Those four home runs were icing on the cake so far for Baez. Looking at the numbers, it seems as though “El Mago” is starting to put things together at the plate. Even though Baez is hitting just .191, he is sporting a .574 slugging percentage and 120 wRC+. In addition, Baez is walking more and striking out less than in previous seasons. In just 55 plate appearances thus far, Baez has walked six times and struck out 13 times. That equals a 10.9 percent walk rate, almost double 2017’s percentage and more than triple 2016’s percentage. Along with that, the numbers tell us Baez is starting to learn patience at the plate.
Last season, Baez swung at 45.1 percent of pitches outside of the strike zone and 72.6 percent of pitches inside the zone. This season, both of those numbers are trending in the right direction. Right now, Baez is swinging at 43.8 percent of non-strike pitches, a 1.3 percent decrease. At the same time, Baez is swinging at 82.9 percent of pitches inside the strike zone. That number is up more than ten percent from 2017.
Even though Baez is swinging at fewer pitches outside of the zone, when he does swing at those pitches he is making more contact. Last season, Baez made contact with 52.7 percent of pitches swung at outside of the zone. This season, that number is up to 62.3 percent, a 9.6 percent increase.
This season will mark the fifth season that Baez has been in the majors. Over those seasons, fans of the Cubs have grown use to seeing Baez strike out in key situations, often swinging at a pitch in the dirt or one above his head. However, so far in 2018, there have been glimpses of hope that Baez is starting to mature at the plate. There was a perfect example during the Cubs 14-10 win against the Atlanta Braves on Saturday.
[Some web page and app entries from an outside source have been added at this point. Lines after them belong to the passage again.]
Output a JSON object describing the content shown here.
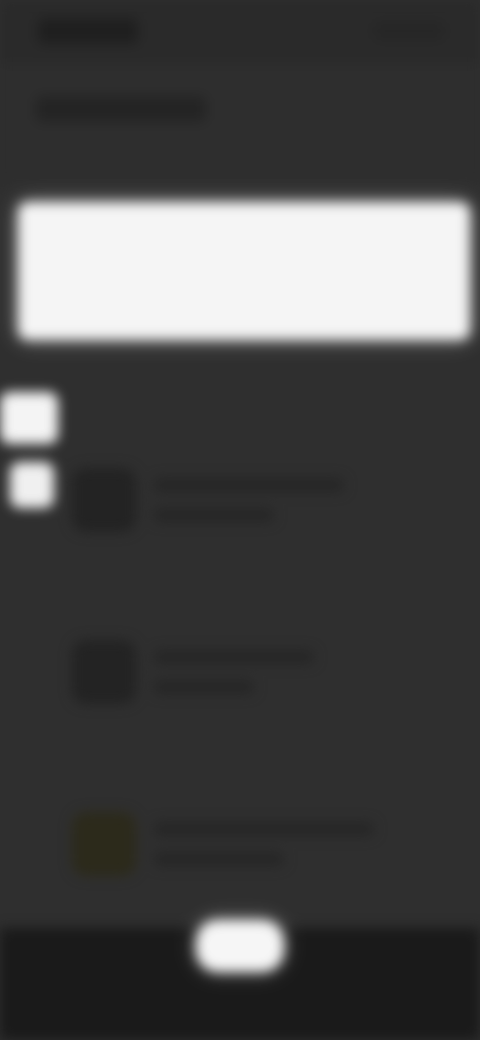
{
  "screen": {
    "status_bar": {
      "time_text": "",
      "icons": [
        "signal-icon",
        "battery-icon"
      ]
    },
    "header": {
      "title": ""
    },
    "hero_card": {
      "label": ""
    },
    "side_chips": [
      {
        "label": ""
      },
      {
        "label": ""
      }
    ],
    "list_items": [
      {
        "title": "",
        "subtitle": ""
      },
      {
        "title": "",
        "subtitle": ""
      },
      {
        "title": "",
        "subtitle": ""
      }
    ],
    "bottom_nav": {
      "home_label": ""
    },
    "colors": {
      "background": "#2f2f2f",
      "card": "#f5f5f5",
      "bottom_bar": "#1a1a1a"
    }
  }
}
With the Cubs down three runs in the eighth inning, Baez stepped to the plate against Braves’ pitcher Jose Ramirez. After getting down 0-1, Baez took two pitches, including a tough change-up to make the count 2-1. Following a foul-ball on a change-up right down the middle, Baez took a fastball off the plate away to run the count full. After fouling off another fastball, Baez got a four-seamer low and away and lined it into the left-center field gap, plating three runs and tying the game.
By showing patience in that situation and waiting until he got his pitch, Baez showed a sliver of the player he can be moving forward and the player he has been so far this season. While it is still early in the season, it is nice to see Baez be patient at the plate. If the 25-year-old Baez can learn to work counts and wait until he gets his pitch, he will no doubt be an All-Star this season and many seasons moving forward.